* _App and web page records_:
..............................

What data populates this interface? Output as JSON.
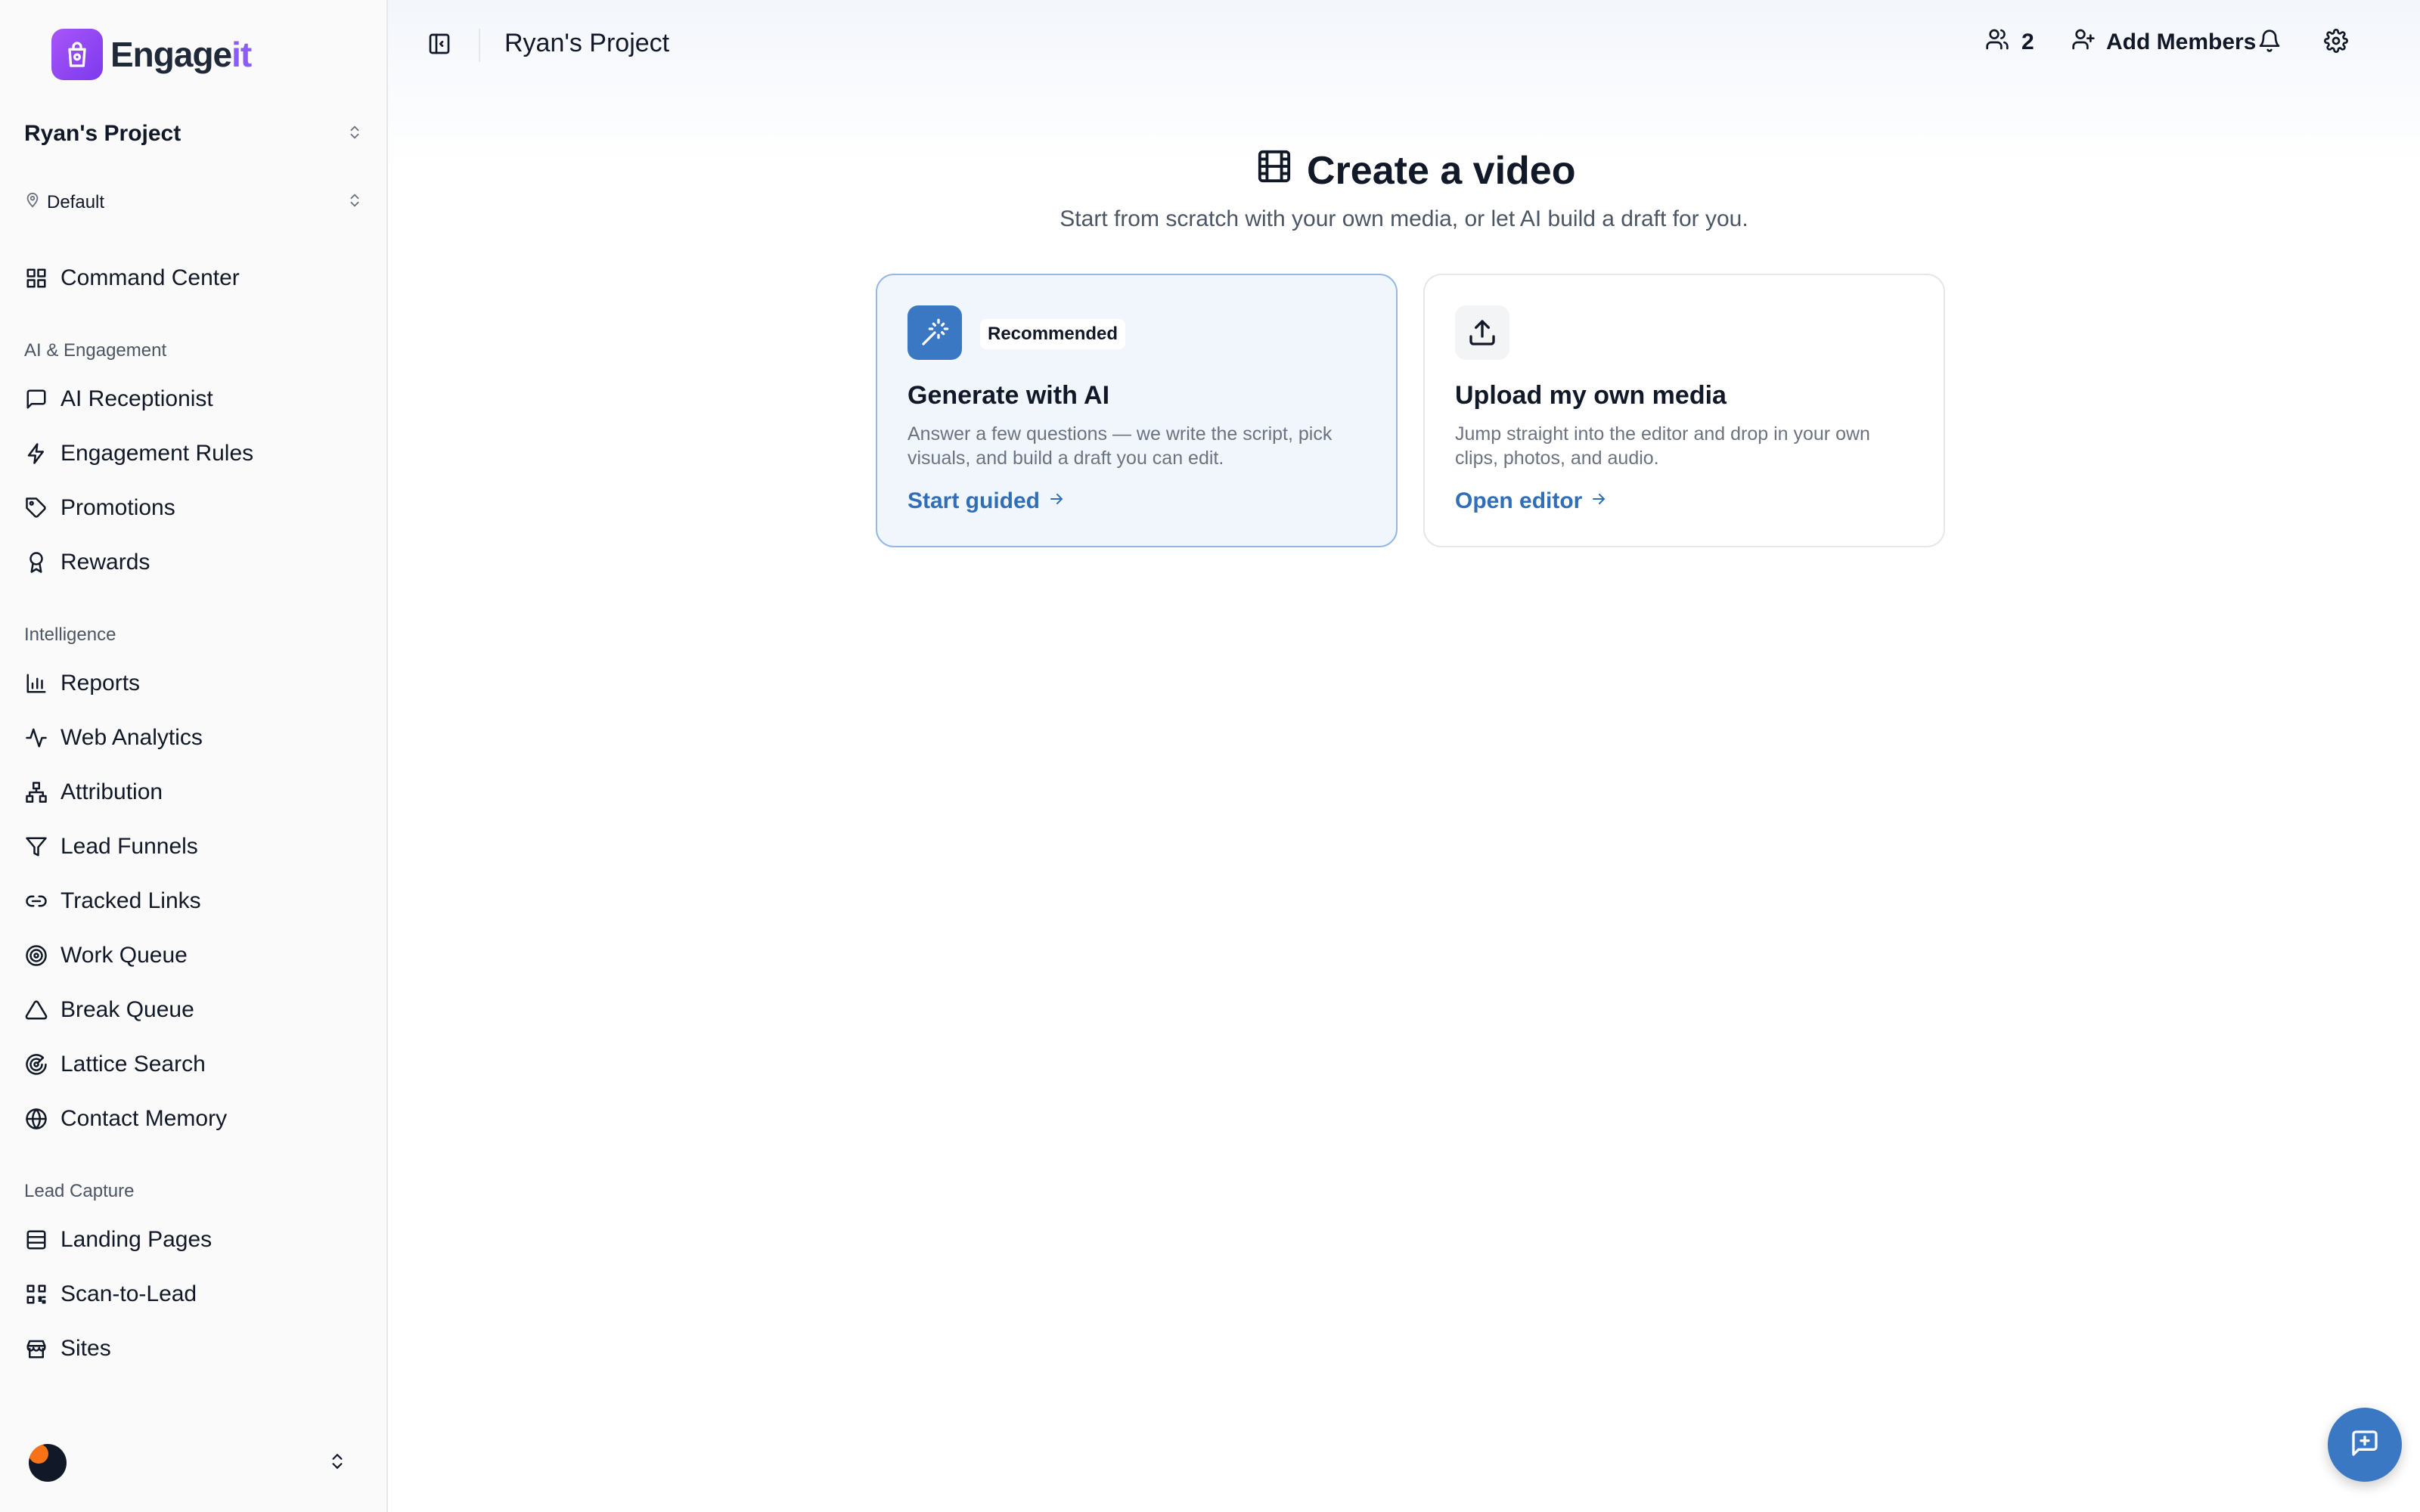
{
  "brand": {
    "logo_main": "Engage",
    "logo_accent": "it",
    "accent_color": "#8b5cf6"
  },
  "sidebar": {
    "project": "Ryan's Project",
    "environment": "Default",
    "top_item": {
      "label": "Command Center",
      "icon": "grid-icon"
    },
    "sections": [
      {
        "label": "AI & Engagement",
        "items": [
          {
            "label": "AI Receptionist",
            "icon": "message-icon"
          },
          {
            "label": "Engagement Rules",
            "icon": "bolt-icon"
          },
          {
            "label": "Promotions",
            "icon": "tag-icon"
          },
          {
            "label": "Rewards",
            "icon": "award-icon"
          }
        ]
      },
      {
        "label": "Intelligence",
        "items": [
          {
            "label": "Reports",
            "icon": "bar-chart-icon"
          },
          {
            "label": "Web Analytics",
            "icon": "activity-icon"
          },
          {
            "label": "Attribution",
            "icon": "network-icon"
          },
          {
            "label": "Lead Funnels",
            "icon": "filter-icon"
          },
          {
            "label": "Tracked Links",
            "icon": "link-icon"
          },
          {
            "label": "Work Queue",
            "icon": "target-icon"
          },
          {
            "label": "Break Queue",
            "icon": "alert-triangle-icon"
          },
          {
            "label": "Lattice Search",
            "icon": "radar-icon"
          },
          {
            "label": "Contact Memory",
            "icon": "globe-icon"
          }
        ]
      },
      {
        "label": "Lead Capture",
        "items": [
          {
            "label": "Landing Pages",
            "icon": "layout-icon"
          },
          {
            "label": "Scan-to-Lead",
            "icon": "qr-code-icon"
          },
          {
            "label": "Sites",
            "icon": "store-icon"
          }
        ]
      }
    ]
  },
  "topbar": {
    "title": "Ryan's Project",
    "member_count": "2",
    "add_members": "Add Members"
  },
  "main": {
    "title": "Create a video",
    "subtitle": "Start from scratch with your own media, or let AI build a draft for you.",
    "cards": [
      {
        "badge": "Recommended",
        "title": "Generate with AI",
        "description": "Answer a few questions — we write the script, pick visuals, and build a draft you can edit.",
        "link": "Start guided",
        "icon": "magic-wand-icon"
      },
      {
        "badge": "",
        "title": "Upload my own media",
        "description": "Jump straight into the editor and drop in your own clips, photos, and audio.",
        "link": "Open editor",
        "icon": "upload-icon"
      }
    ]
  }
}
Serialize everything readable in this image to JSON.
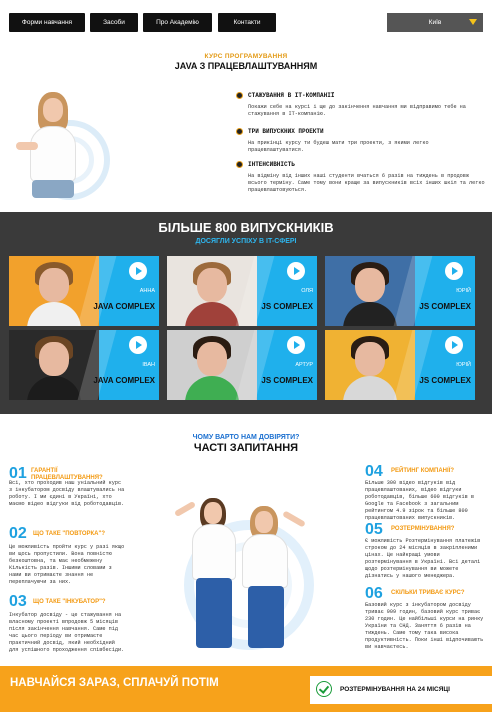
{
  "nav": {
    "items": [
      "Форми навчання",
      "Засоби",
      "Про Академію",
      "Контакти"
    ],
    "city": "Київ"
  },
  "course": {
    "subtitle": "КУРС ПРОГРАМУВАННЯ",
    "title": "JAVA З ПРАЦЕВЛАШТУВАННЯМ",
    "features": [
      {
        "title": "СТАЖУВАННЯ В IT-КОМПАНІЇ",
        "text": "Покажи себе на курсі і ще до закінчення навчання ми відправимо тебе на стажування в IT-компанію."
      },
      {
        "title": "ТРИ ВИПУСКНИХ ПРОЕКТИ",
        "text": "На прикінці курсу ти будеш мати три проекти, з якими легко працевлаштуватися."
      },
      {
        "title": "ІНТЕНСИВНІСТЬ",
        "text": "На відміну від інших наші студенти вчаться 6 разів на тиждень в продовж всього терміну. Саме тому вони краще за випускників всіх інших шкіл та легко працевлаштовуються."
      }
    ]
  },
  "graduates": {
    "title": "БІЛЬШЕ 800 ВИПУСКНИКІВ",
    "subtitle": "ДОСЯГЛИ УСПІХУ В IT-СФЕРІ",
    "cards": [
      {
        "name": "АННА",
        "program": "JAVA COMPLEX"
      },
      {
        "name": "ОЛЯ",
        "program": "JS COMPLEX"
      },
      {
        "name": "ЮРІЙ",
        "program": "JS COMPLEX"
      },
      {
        "name": "ІВАН",
        "program": "JAVA COMPLEX"
      },
      {
        "name": "АРТУР",
        "program": "JS COMPLEX"
      },
      {
        "name": "ЮРІЙ",
        "program": "JS COMPLEX"
      }
    ]
  },
  "faq": {
    "subtitle": "ЧОМУ ВАРТО НАМ ДОВІРЯТИ?",
    "title": "ЧАСТІ ЗАПИТАННЯ",
    "items": [
      {
        "num": "01",
        "q": "ГАРАНТІЇ ПРАЦЕВЛАШТУВАННЯ?",
        "a": "Всі, хто проходив наш уніальний курс з інкубатором досвіду влаштувались на роботу. І ми єдині в Україні, хто маємо відео відгуки від роботодавців."
      },
      {
        "num": "02",
        "q": "ЩО ТАКЕ \"ПОВТОРКА\"?",
        "a": "Це можливість пройти курс у разі якщо ви щось пропустили. Вона повністю безкоштовна, та має необмежену Кількість разів. Іншими словами з нами ви отримаєте знання не переплачуючи за них."
      },
      {
        "num": "03",
        "q": "ЩО ТАКЕ \"ІНКУБАТОР\"?",
        "a": "Інкубатор досвіду - це стажування на власному проекті впродовж 5 місяців після закінчення навчання. Саме під час цього періоду ви отримаєте практичний досвід, який необхідний для успішного проходження співбесіди."
      },
      {
        "num": "04",
        "q": "РЕЙТИНГ КОМПАНІЇ?",
        "a": "Більше 300 відео відгуків від працевлаштованих, відео відгуки роботодавців, більше 600 відгуків в Google та Facebook з загальним рейтингом 4.9 зірок та більше 800 працевлаштованих випускників."
      },
      {
        "num": "05",
        "q": "РОЗТЕРМІНУВАННЯ?",
        "a": "Є можливість Розтермінування платежів строком до 24 місяців в закріпленими цінах. Це найкращі умови розтермінування в Україні. Всі деталі щодо розтермінування ви можете дізнатись у нашого менеджера."
      },
      {
        "num": "06",
        "q": "СКІЛЬКИ ТРИВАЄ КУРС?",
        "a": "Базовий курс з інкубатором досвіду триває 909 годин, базовий курс триває 230 годин. Це найбільші курси на ринку України та СНД. Заняття 6 разів на тиждень. Саме тому така висока продуктивність. Поки інші відпочивають ви навчаєтесь."
      }
    ]
  },
  "cta": {
    "left": "НАВЧАЙСЯ ЗАРАЗ, СПЛАЧУЙ ПОТІМ",
    "right": "РОЗТЕРМІНУВАННЯ НА 24 МІСЯЦІ"
  }
}
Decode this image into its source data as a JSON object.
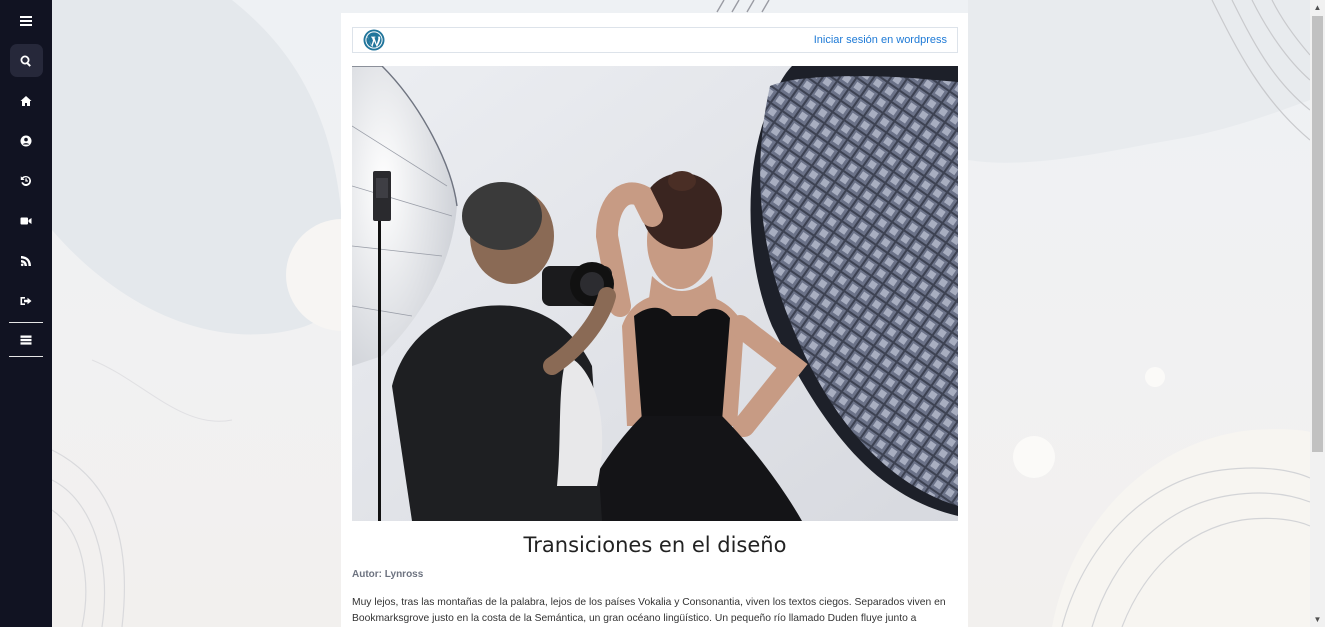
{
  "sidebar": {
    "items": [
      {
        "name": "menu",
        "icon": "hamburger-icon"
      },
      {
        "name": "search",
        "icon": "search-icon",
        "active": true
      },
      {
        "name": "home",
        "icon": "home-icon"
      },
      {
        "name": "profile",
        "icon": "user-circle-icon"
      },
      {
        "name": "history",
        "icon": "history-icon"
      },
      {
        "name": "video",
        "icon": "video-camera-icon"
      },
      {
        "name": "blog",
        "icon": "blogger-icon"
      },
      {
        "name": "logout",
        "icon": "sign-out-icon"
      },
      {
        "name": "more",
        "icon": "stack-icon"
      }
    ],
    "colors": {
      "background": "#111322",
      "active": "#26283a",
      "icon": "#ffffff"
    }
  },
  "wordpress_bar": {
    "logo_icon": "wordpress-icon",
    "login_link": "Iniciar sesión en wordpress",
    "link_color": "#1e7ad6"
  },
  "post": {
    "image_description_icon": "photo-studio-image",
    "title": "Transiciones en el diseño",
    "author": "Autor: Lynross",
    "body": "Muy lejos, tras las montañas de la palabra, lejos de los países Vokalia y Consonantia, viven los textos ciegos. Separados viven en Bookmarksgrove justo en la costa de la Semántica, un gran océano lingüístico. Un pequeño río llamado Duden fluye junto a"
  },
  "scrollbar": {
    "up_icon": "▲",
    "down_icon": "▼"
  }
}
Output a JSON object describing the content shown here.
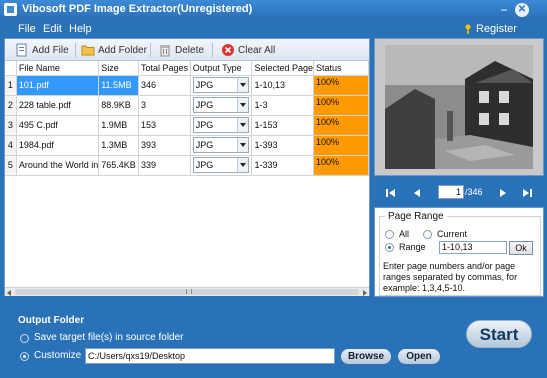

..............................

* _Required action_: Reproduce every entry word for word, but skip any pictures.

* _Answer for this exercise_:
What data populates this interface? Output as JSON.
{
  "brand": {
    "logo_main": "Engage",
    "logo_accent": "it",
    "accent_color": "#8b5cf6"
  },
  "sidebar": {
    "project": "Ryan's Project",
    "environment": "Default",
    "top_item": {
      "label": "Command Center",
      "icon": "grid-icon"
    },
    "sections": [
      {
        "label": "AI & Engagement",
        "items": [
          {
            "label": "AI Receptionist",
            "icon": "message-icon"
          },
          {
            "label": "Engagement Rules",
            "icon": "bolt-icon"
          },
          {
            "label": "Promotions",
            "icon": "tag-icon"
          },
          {
            "label": "Rewards",
            "icon": "award-icon"
          }
        ]
      },
      {
        "label": "Intelligence",
        "items": [
          {
            "label": "Reports",
            "icon": "bar-chart-icon"
          },
          {
            "label": "Web Analytics",
            "icon": "activity-icon"
          },
          {
            "label": "Attribution",
            "icon": "network-icon"
          },
          {
            "label": "Lead Funnels",
            "icon": "filter-icon"
          },
          {
            "label": "Tracked Links",
            "icon": "link-icon"
          },
          {
            "label": "Work Queue",
            "icon": "target-icon"
          },
          {
            "label": "Break Queue",
            "icon": "alert-triangle-icon"
          },
          {
            "label": "Lattice Search",
            "icon": "radar-icon"
          },
          {
            "label": "Contact Memory",
            "icon": "globe-icon"
          }
        ]
      },
      {
        "label": "Lead Capture",
        "items": [
          {
            "label": "Landing Pages",
            "icon": "layout-icon"
          },
          {
            "label": "Scan-to-Lead",
            "icon": "qr-code-icon"
          },
          {
            "label": "Sites",
            "icon": "store-icon"
          }
        ]
      }
    ]
  },
  "topbar": {
    "title": "Ryan's Project",
    "member_count": "2",
    "add_members": "Add Members"
  },
  "main": {
    "title": "Create a video",
    "subtitle": "Start from scratch with your own media, or let AI build a draft for you.",
    "cards": [
      {
        "badge": "Recommended",
        "title": "Generate with AI",
        "description": "Answer a few questions — we write the script, pick visuals, and build a draft you can edit.",
        "link": "Start guided",
        "icon": "magic-wand-icon"
      },
      {
        "badge": "",
        "title": "Upload my own media",
        "description": "Jump straight into the editor and drop in your own clips, photos, and audio.",
        "link": "Open editor",
        "icon": "upload-icon"
      }
    ]
  }
}
Serialize everything readable in this image to JSON.
{
  "nav": {
    "items": [
      "Форми навчання",
      "Засоби",
      "Про Академію",
      "Контакти"
    ],
    "city": "Київ"
  },
  "course": {
    "subtitle": "КУРС ПРОГРАМУВАННЯ",
    "title": "JAVA З ПРАЦЕВЛАШТУВАННЯМ",
    "features": [
      {
        "title": "СТАЖУВАННЯ В IT-КОМПАНІЇ",
        "text": "Покажи себе на курсі і ще до закінчення навчання ми відправимо тебе на стажування в IT-компанію."
      },
      {
        "title": "ТРИ ВИПУСКНИХ ПРОЕКТИ",
        "text": "На прикінці курсу ти будеш мати три проекти, з якими легко працевлаштуватися."
      },
      {
        "title": "ІНТЕНСИВНІСТЬ",
        "text": "На відміну від інших наші студенти вчаться 6 разів на тиждень в продовж всього терміну. Саме тому вони краще за випускників всіх інших шкіл та легко працевлаштовуються."
      }
    ]
  },
  "graduates": {
    "title": "БІЛЬШЕ 800 ВИПУСКНИКІВ",
    "subtitle": "ДОСЯГЛИ УСПІХУ В IT-СФЕРІ",
    "cards": [
      {
        "name": "АННА",
        "program": "JAVA COMPLEX"
      },
      {
        "name": "ОЛЯ",
        "program": "JS COMPLEX"
      },
      {
        "name": "ЮРІЙ",
        "program": "JS COMPLEX"
      },
      {
        "name": "ІВАН",
        "program": "JAVA COMPLEX"
      },
      {
        "name": "АРТУР",
        "program": "JS COMPLEX"
      },
      {
        "name": "ЮРІЙ",
        "program": "JS COMPLEX"
      }
    ]
  },
  "faq": {
    "subtitle": "ЧОМУ ВАРТО НАМ ДОВІРЯТИ?",
    "title": "ЧАСТІ ЗАПИТАННЯ",
    "items": [
      {
        "num": "01",
        "q": "ГАРАНТІЇ ПРАЦЕВЛАШТУВАННЯ?",
        "a": "Всі, хто проходив наш уніальний курс з інкубатором досвіду влаштувались на роботу. І ми єдині в Україні, хто маємо відео відгуки від роботодавців."
      },
      {
        "num": "02",
        "q": "ЩО ТАКЕ \"ПОВТОРКА\"?",
        "a": "Це можливість пройти курс у разі якщо ви щось пропустили. Вона повністю безкоштовна, та має необмежену Кількість разів. Іншими словами з нами ви отримаєте знання не переплачуючи за них."
      },
      {
        "num": "03",
        "q": "ЩО ТАКЕ \"ІНКУБАТОР\"?",
        "a": "Інкубатор досвіду - це стажування на власному проекті впродовж 5 місяців після закінчення навчання. Саме під час цього періоду ви отримаєте практичний досвід, який необхідний для успішного проходження співбесіди."
      },
      {
        "num": "04",
        "q": "РЕЙТИНГ КОМПАНІЇ?",
        "a": "Більше 300 відео відгуків від працевлаштованих, відео відгуки роботодавців, більше 600 відгуків в Google та Facebook з загальним рейтингом 4.9 зірок та більше 800 працевлаштованих випускників."
      },
      {
        "num": "05",
        "q": "РОЗТЕРМІНУВАННЯ?",
        "a": "Є можливість Розтермінування платежів строком до 24 місяців в закріпленими цінах. Це найкращі умови розтермінування в Україні. Всі деталі щодо розтермінування ви можете дізнатись у нашого менеджера."
      },
      {
        "num": "06",
        "q": "СКІЛЬКИ ТРИВАЄ КУРС?",
        "a": "Базовий курс з інкубатором досвіду триває 909 годин, базовий курс триває 230 годин. Це найбільші курси на ринку України та СНД. Заняття 6 разів на тиждень. Саме тому така висока продуктивність. Поки інші відпочивають ви навчаєтесь."
      }
    ]
  },
  "cta": {
    "left": "НАВЧАЙСЯ ЗАРАЗ, СПЛАЧУЙ ПОТІМ",
    "right": "РОЗТЕРМІНУВАННЯ НА 24 МІСЯЦІ"
  }
}
Decode this image into its source data as a JSON object.
{
  "sidebar": {
    "items": [
      {
        "name": "menu",
        "icon": "hamburger-icon"
      },
      {
        "name": "search",
        "icon": "search-icon",
        "active": true
      },
      {
        "name": "home",
        "icon": "home-icon"
      },
      {
        "name": "profile",
        "icon": "user-circle-icon"
      },
      {
        "name": "history",
        "icon": "history-icon"
      },
      {
        "name": "video",
        "icon": "video-camera-icon"
      },
      {
        "name": "blog",
        "icon": "blogger-icon"
      },
      {
        "name": "logout",
        "icon": "sign-out-icon"
      },
      {
        "name": "more",
        "icon": "stack-icon"
      }
    ],
    "colors": {
      "background": "#111322",
      "active": "#26283a",
      "icon": "#ffffff"
    }
  },
  "wordpress_bar": {
    "logo_icon": "wordpress-icon",
    "login_link": "Iniciar sesión en wordpress",
    "link_color": "#1e7ad6"
  },
  "post": {
    "image_description_icon": "photo-studio-image",
    "title": "Transiciones en el diseño",
    "author": "Autor: Lynross",
    "body": "Muy lejos, tras las montañas de la palabra, lejos de los países Vokalia y Consonantia, viven los textos ciegos. Separados viven en Bookmarksgrove justo en la costa de la Semántica, un gran océano lingüístico. Un pequeño río llamado Duden fluye junto a"
  },
  "scrollbar": {
    "up_icon": "▲",
    "down_icon": "▼"
  }
}
Output a JSON object describing the content shown here.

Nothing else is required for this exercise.